5. The proposed guidance seemingly restricts an employer’s use of a hyperlink to provide the compensation range.
The proposed regulations state, “[w]here the range of compensation information is extensive such that it will not fit in the space allotted for the advertisement, the employer is permitted to provide such information in a separate attachment or addendum, provided that the attachment or addendum is available free of charge, easily accessible to the prospective applicant, and the main body of the advertisement clearly and conspicuously states where the range of compensation information is available.” This guidance suggests that employers may only use a hyperlink or a separate reference source if there is a space limitation issue for the compensation disclosure.
6. Posting a compensation range in “good faith” means the range of compensation the employer legitimately believes they are willing to pay the successful applicant or employee at the time they post an advertisement.
Posting a range in “good faith” means the range of compensation the employer legitimately believes they are willing to pay the successful applicant or employee at the time they post an advertisement. The proposal is welcome news for employers who may find themselves in situations where they need the flexibility to adjust the salary range before the time of hire. The proposed regulations contain illustrative examples to clarify this guidance, including paying more than expected to recruit an applicant with qualifications that exceed the posted qualifications. One example that would demonstrate “bad faith” are excessively broad compensation ranges with no explanatory information regarding the breadth of the range that essentially prevent the applicant from understanding the legitimate range that the employer is willing to pay for the opportunity.

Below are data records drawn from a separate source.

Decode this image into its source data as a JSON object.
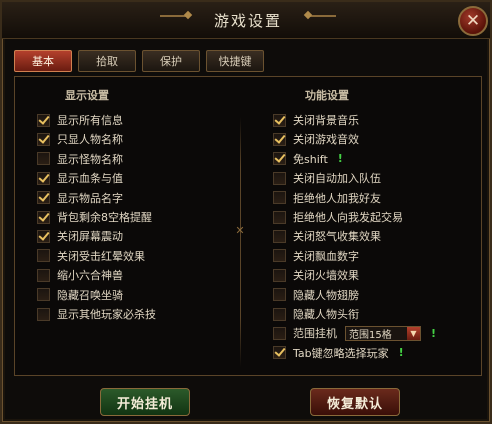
{
  "window": {
    "title": "游戏设置",
    "close_symbol": "✕"
  },
  "tabs": [
    {
      "label": "基本",
      "active": true
    },
    {
      "label": "拾取",
      "active": false
    },
    {
      "label": "保护",
      "active": false
    },
    {
      "label": "快捷键",
      "active": false
    }
  ],
  "display_settings": {
    "title": "显示设置",
    "options": [
      {
        "label": "显示所有信息",
        "checked": true
      },
      {
        "label": "只显人物名称",
        "checked": true
      },
      {
        "label": "显示怪物名称",
        "checked": false
      },
      {
        "label": "显示血条与值",
        "checked": true
      },
      {
        "label": "显示物品名字",
        "checked": true
      },
      {
        "label": "背包剩余8空格提醒",
        "checked": true
      },
      {
        "label": "关闭屏幕震动",
        "checked": true
      },
      {
        "label": "关闭受击红晕效果",
        "checked": false
      },
      {
        "label": "缩小六合神兽",
        "checked": false
      },
      {
        "label": "隐藏召唤坐骑",
        "checked": false
      },
      {
        "label": "显示其他玩家必杀技",
        "checked": false
      }
    ]
  },
  "function_settings": {
    "title": "功能设置",
    "options": [
      {
        "label": "关闭背景音乐",
        "checked": true
      },
      {
        "label": "关闭游戏音效",
        "checked": true
      },
      {
        "label": "免shift",
        "checked": true,
        "badge": "!"
      },
      {
        "label": "关闭自动加入队伍",
        "checked": false
      },
      {
        "label": "拒绝他人加我好友",
        "checked": false
      },
      {
        "label": "拒绝他人向我发起交易",
        "checked": false
      },
      {
        "label": "关闭怒气收集效果",
        "checked": false
      },
      {
        "label": "关闭飘血数字",
        "checked": false
      },
      {
        "label": "关闭火墙效果",
        "checked": false
      },
      {
        "label": "隐藏人物翅膀",
        "checked": false
      },
      {
        "label": "隐藏人物头衔",
        "checked": false
      },
      {
        "label": "范围挂机",
        "checked": false,
        "badge": "!",
        "select_value": "范围15格"
      },
      {
        "label": "Tab键忽略选择玩家",
        "checked": true,
        "badge": "!"
      }
    ]
  },
  "buttons": {
    "start": "开始挂机",
    "reset": "恢复默认"
  },
  "colors": {
    "accent_red": "#b4402c",
    "check": "#e8c060",
    "badge_green": "#44d044"
  }
}
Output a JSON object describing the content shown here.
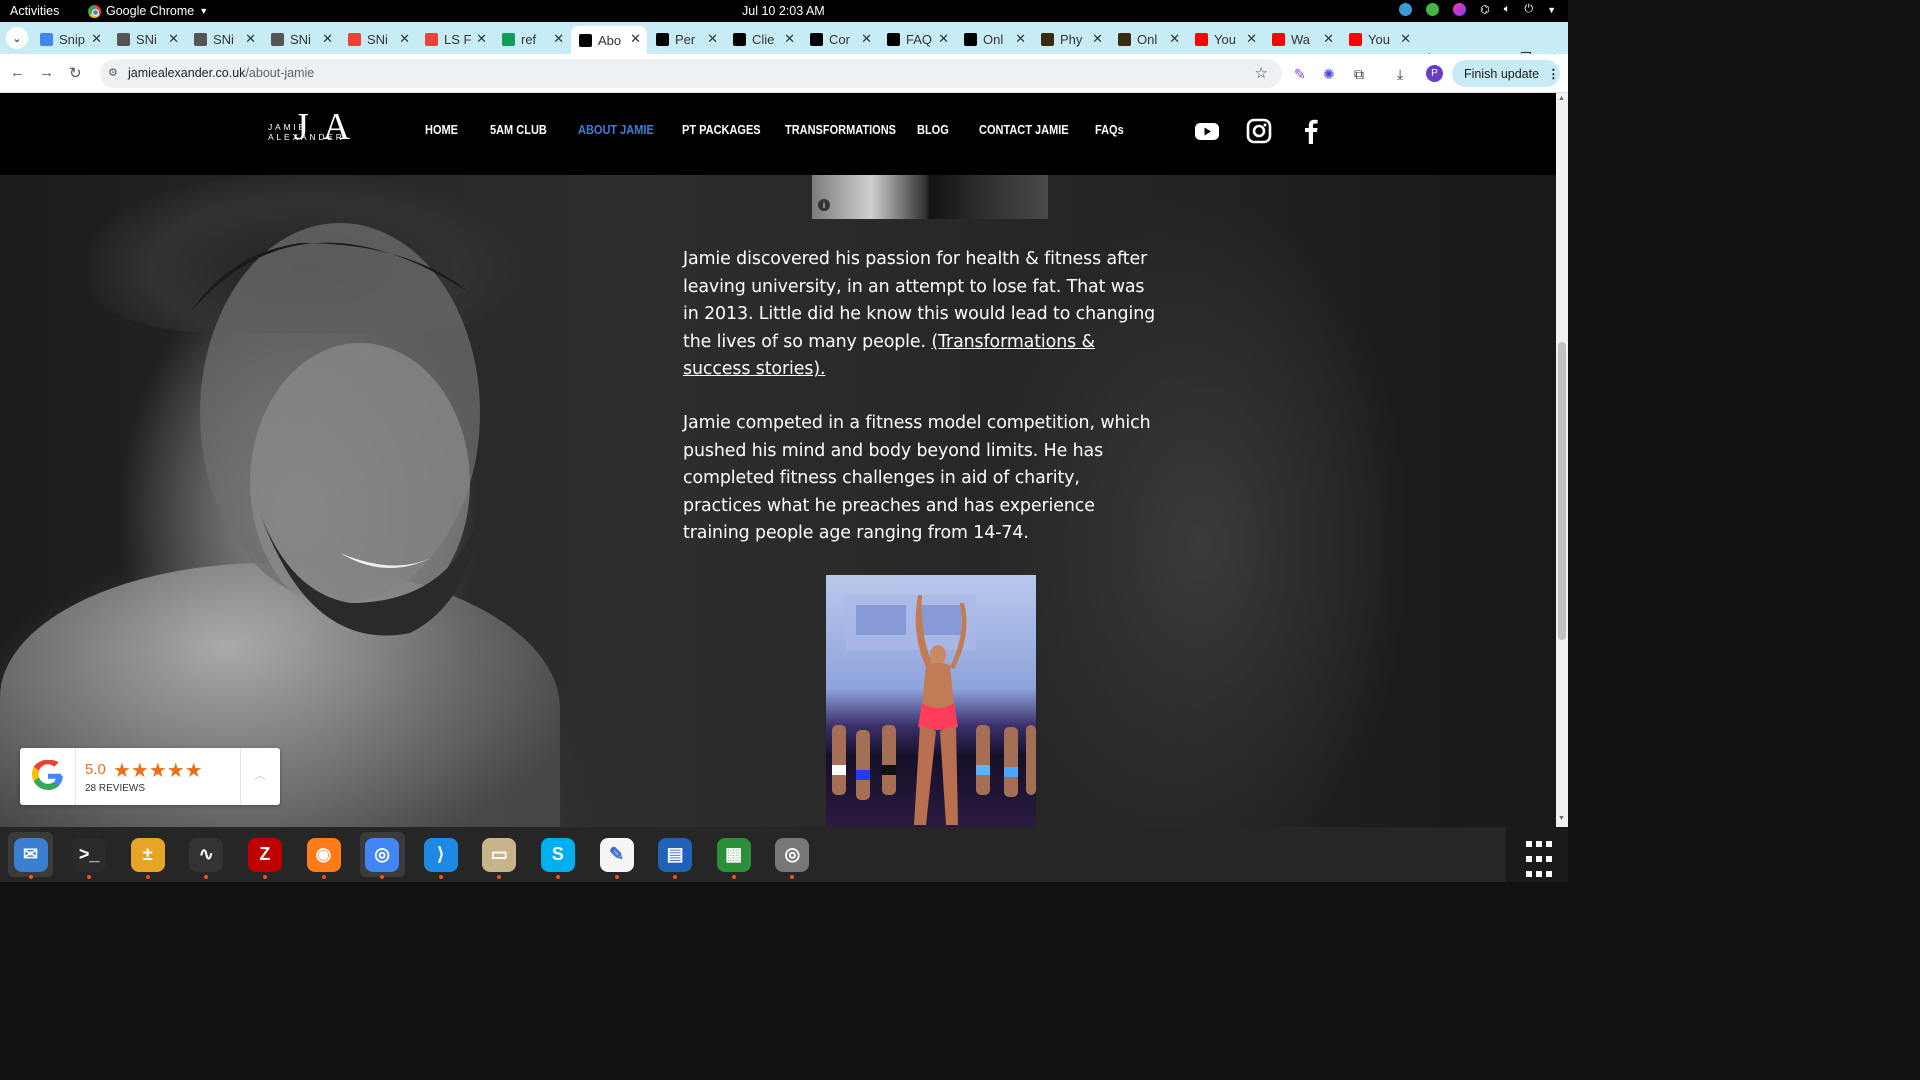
{
  "system": {
    "activities": "Activities",
    "app_name": "Google Chrome",
    "clock": "Jul 10  2:03 AM"
  },
  "tabs": [
    {
      "title": "Snip",
      "color": "#4285f4"
    },
    {
      "title": "SNi",
      "color": "#555555"
    },
    {
      "title": "SNi",
      "color": "#555555"
    },
    {
      "title": "SNi",
      "color": "#555555"
    },
    {
      "title": "SNi",
      "color": "#ea4335"
    },
    {
      "title": "LS F",
      "color": "#ea4335"
    },
    {
      "title": "ref",
      "color": "#0f9d58"
    },
    {
      "title": "Abo",
      "color": "#000000"
    },
    {
      "title": "Per",
      "color": "#000000"
    },
    {
      "title": "Clie",
      "color": "#000000"
    },
    {
      "title": "Cor",
      "color": "#000000"
    },
    {
      "title": "FAQ",
      "color": "#000000"
    },
    {
      "title": "Onl",
      "color": "#000000"
    },
    {
      "title": "Phy",
      "color": "#3a2a10"
    },
    {
      "title": "Onl",
      "color": "#3a2a10"
    },
    {
      "title": "You",
      "color": "#ff0000"
    },
    {
      "title": "Wa",
      "color": "#ff0000"
    },
    {
      "title": "You",
      "color": "#ff0000"
    }
  ],
  "address_bar": {
    "domain": "jamiealexander.co.uk",
    "path": "/about-jamie",
    "finish_update": "Finish update",
    "profile_initial": "P"
  },
  "site": {
    "logo_mark": "JA",
    "logo_name": "JAMIE ALEXANDER",
    "nav": [
      "HOME",
      "5AM CLUB",
      "ABOUT JAMIE",
      "PT PACKAGES",
      "TRANSFORMATIONS",
      "BLOG",
      "CONTACT JAMIE",
      "FAQs"
    ],
    "current_nav": "ABOUT JAMIE",
    "social": [
      "youtube-icon",
      "instagram-icon",
      "facebook-icon"
    ],
    "paragraph1": "Jamie discovered his passion for health & fitness after leaving university, in an attempt to lose fat. That was in 2013. Little did he know this would lead to changing the lives of so many people. ",
    "paragraph1_link": "(Transformations & success stories).",
    "paragraph2": "Jamie competed in a fitness model competition, which pushed his mind and body beyond limits. He has completed fitness challenges in aid of charity, practices what he preaches and has experience training people age ranging from 14-74."
  },
  "reviews": {
    "score": "5.0",
    "stars": "★★★★★",
    "count": "28 REVIEWS"
  },
  "dock": [
    "thunderbird-icon",
    "terminal-icon",
    "calculator-icon",
    "system-monitor-icon",
    "filezilla-icon",
    "firefox-icon",
    "chrome-icon",
    "vscode-icon",
    "files-icon",
    "skype-icon",
    "text-editor-icon",
    "libreoffice-writer-icon",
    "libreoffice-calc-icon",
    "disk-icon"
  ]
}
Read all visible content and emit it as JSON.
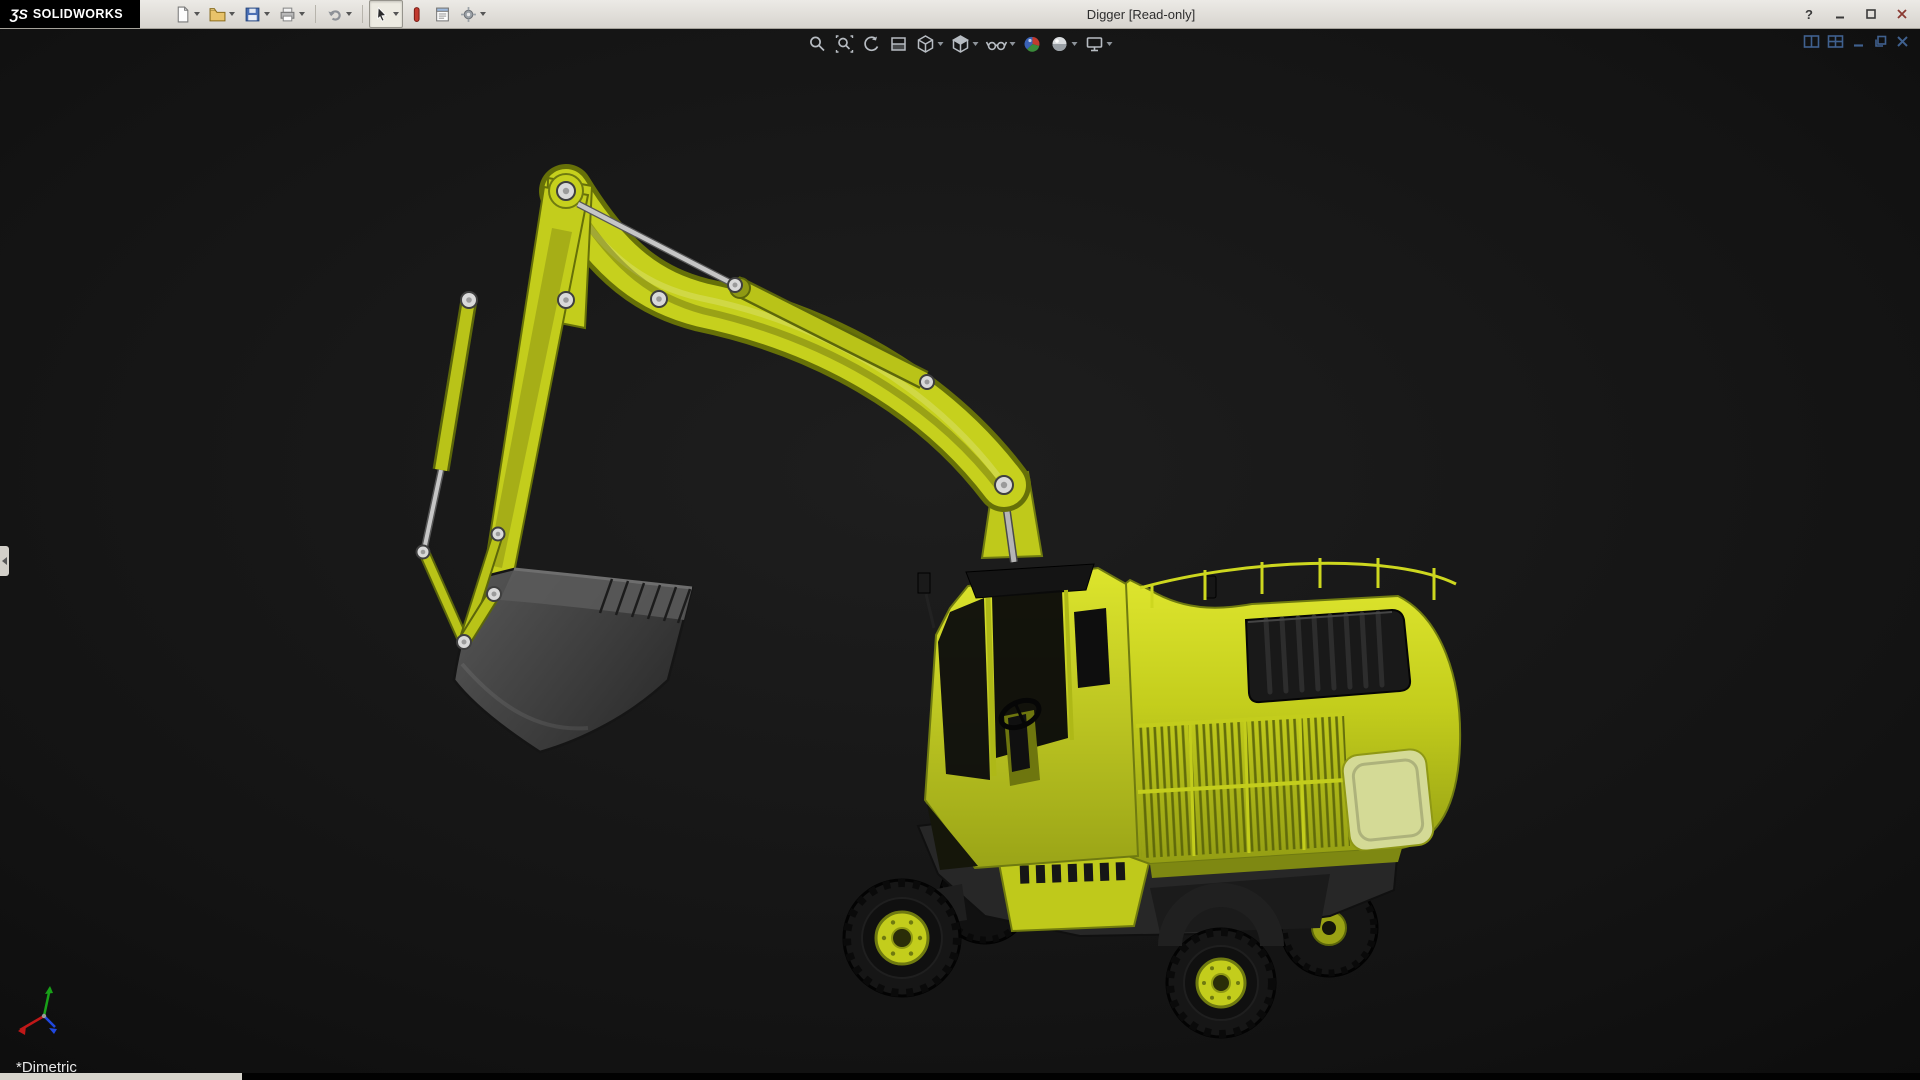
{
  "window": {
    "brand_prefix": "ƷS",
    "brand": "SOLIDWORKS",
    "title": "Digger [Read-only]",
    "controls": [
      {
        "name": "help"
      },
      {
        "name": "minimize"
      },
      {
        "name": "maximize"
      },
      {
        "name": "close"
      }
    ]
  },
  "main_toolbar": {
    "items": [
      {
        "name": "new-document",
        "dropdown": true
      },
      {
        "name": "open",
        "dropdown": true
      },
      {
        "name": "save",
        "dropdown": true
      },
      {
        "name": "print",
        "dropdown": true
      },
      {
        "name": "undo",
        "dropdown": true
      },
      {
        "name": "select",
        "dropdown": true,
        "active": true
      },
      {
        "name": "instant3d",
        "dropdown": false
      },
      {
        "name": "sheet-properties",
        "dropdown": false
      },
      {
        "name": "options",
        "dropdown": true
      }
    ]
  },
  "heads_up_toolbar": {
    "items": [
      {
        "name": "zoom-to-fit",
        "dropdown": false
      },
      {
        "name": "zoom-to-area",
        "dropdown": false
      },
      {
        "name": "previous-view",
        "dropdown": false
      },
      {
        "name": "section-view",
        "dropdown": false
      },
      {
        "name": "view-orientation",
        "dropdown": true
      },
      {
        "name": "display-style",
        "dropdown": true
      },
      {
        "name": "hide-show-items",
        "dropdown": true
      },
      {
        "name": "edit-appearance",
        "dropdown": false
      },
      {
        "name": "apply-scene",
        "dropdown": true
      },
      {
        "name": "view-settings",
        "dropdown": true
      }
    ]
  },
  "document_window_controls": [
    {
      "name": "split-view"
    },
    {
      "name": "four-view"
    },
    {
      "name": "minimize-document"
    },
    {
      "name": "restore-document"
    },
    {
      "name": "close-document"
    }
  ],
  "viewport": {
    "orientation_label": "*Dimetric",
    "model_name": "Digger",
    "background_color": "#141414"
  },
  "model_colors": {
    "body_yellow": "#c3cd1c",
    "shadow_yellow": "#8f9913",
    "bucket_gray": "#3c3c3c",
    "chassis_gray": "#262626",
    "hydraulic_silver": "#c6c6c6",
    "glass_black": "#0d0d0d"
  }
}
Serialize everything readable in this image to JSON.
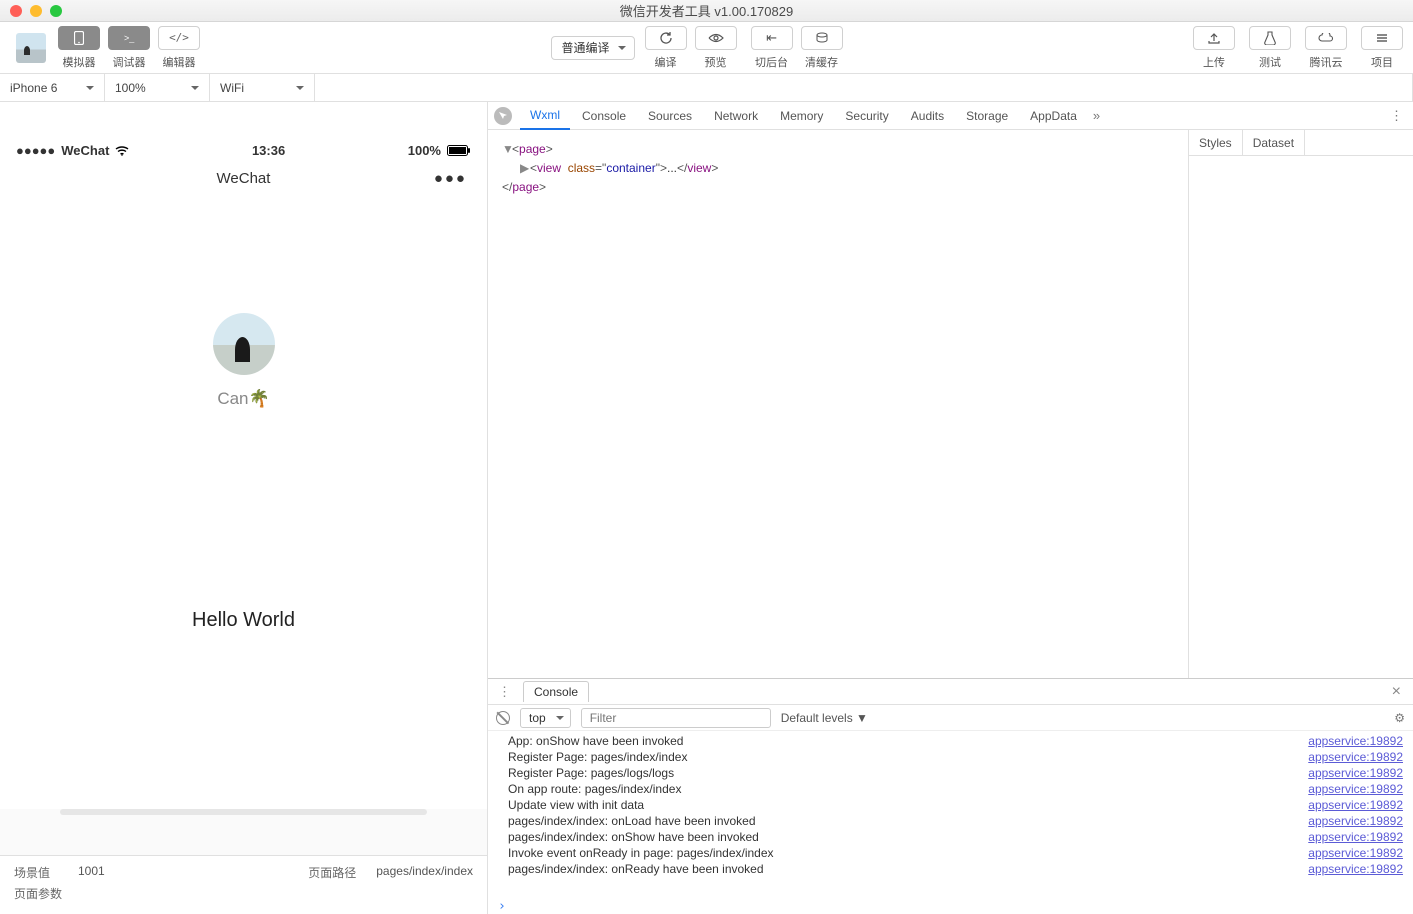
{
  "window_title": "微信开发者工具 v1.00.170829",
  "toolbar": {
    "buttons": {
      "simulator": "模拟器",
      "debugger": "调试器",
      "editor": "编辑器",
      "compile": "编译",
      "preview": "预览",
      "background": "切后台",
      "clear_cache": "清缓存",
      "upload": "上传",
      "test": "测试",
      "tencent_cloud": "腾讯云",
      "project": "项目"
    },
    "compile_mode": "普通编译"
  },
  "sim_opts": {
    "device": "iPhone 6",
    "zoom": "100%",
    "network": "WiFi"
  },
  "phone": {
    "carrier": "WeChat",
    "time": "13:36",
    "battery": "100%",
    "nav_title": "WeChat",
    "username": "Can🌴",
    "hello": "Hello World"
  },
  "sim_footer": {
    "scene_label": "场景值",
    "scene_value": "1001",
    "path_label": "页面路径",
    "path_value": "pages/index/index",
    "params_label": "页面参数"
  },
  "devtools": {
    "tabs": [
      "Wxml",
      "Console",
      "Sources",
      "Network",
      "Memory",
      "Security",
      "Audits",
      "Storage",
      "AppData"
    ],
    "active_tab": "Wxml",
    "side_tabs": [
      "Styles",
      "Dataset"
    ],
    "wxml": {
      "root_open": "page",
      "child_tag": "view",
      "child_attr": "class",
      "child_val": "container",
      "ellipsis": "...",
      "root_close": "page"
    }
  },
  "drawer": {
    "tab": "Console",
    "context": "top",
    "filter_placeholder": "Filter",
    "levels": "Default levels ▼",
    "lines": [
      "App: onShow have been invoked",
      "Register Page: pages/index/index",
      "Register Page: pages/logs/logs",
      "On app route: pages/index/index",
      "Update view with init data",
      "pages/index/index: onLoad have been invoked",
      "pages/index/index: onShow have been invoked",
      "Invoke event onReady in page: pages/index/index",
      "pages/index/index: onReady have been invoked"
    ],
    "source": "appservice:19892"
  }
}
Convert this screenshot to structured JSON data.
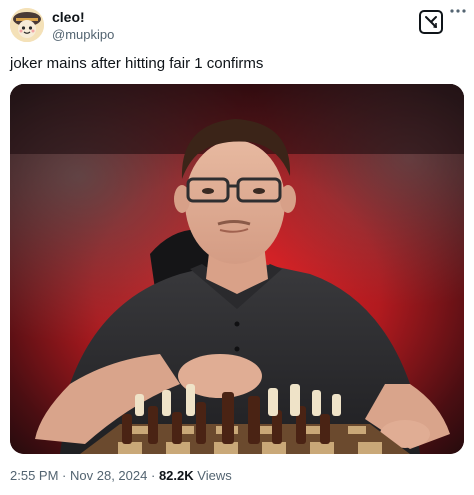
{
  "author": {
    "display_name": "cleo!",
    "handle": "@mupkipo",
    "avatar_icon": "avatar-icon"
  },
  "actions": {
    "grok_icon": "grok-icon",
    "more_icon": "more-options-icon"
  },
  "tweet": {
    "text": "joker mains after hitting fair 1 confirms"
  },
  "media": {
    "description_icon": "photo-image"
  },
  "meta": {
    "time": "2:55 PM",
    "separator_1": "·",
    "date": "Nov 28, 2024",
    "separator_2": "·",
    "views_count": "82.2K",
    "views_label": "Views"
  },
  "colors": {
    "text_primary": "#0f1419",
    "text_secondary": "#536471",
    "background": "#ffffff"
  }
}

7. The level of detail required for a “job description” remains unclear.
The proposed regulations do not specify the level of detail necessary to meet the requirement that advertisements include a “job description.” There is some language, however, which suggests that the job description should meaningfully convey the required duties. Specifically, the proposed regulations clarify that a job description “may not exist in the limited circumstance where the name of the position or title clearly conveys the full extent of the duties required of the position without additional detail.” The proposed regulations use the example of a posting for a “dishwasher” who will be “solely washing dishes” as an illustrative example of when a detailed job description may not be available.
8. Who constitutes a “supervisor” is still unclear.
The proposed regulations do not provide any further clarification as to who may be considered a “supervisor” under the law, and specifically whether the term “supervisor” is limited to the candidate’s anticipated direct supervisor. This is key to determining whether a position that will be physically performed outside of New York may report to a supervisor in New York such that an advertisement for that position would be subject to the law.
Next Steps for Employers
New York State’s pay transparency law went into effect on September 17, 2023. As such, employers should review their job advertisements to ensure they are in compliance with the new requirements, update their procedures and implement training for hiring managers, talent acquisition professionals, and human resources employees on the requirements of the law.
With respect to the proposed regulations, they are not yet final. There will be a 60-day comment period during which employers and other stakeholders can provide comments. The comment period will end on November 12, 2023.
 Seyfarth’s Legal Update on the initially passed law is available here.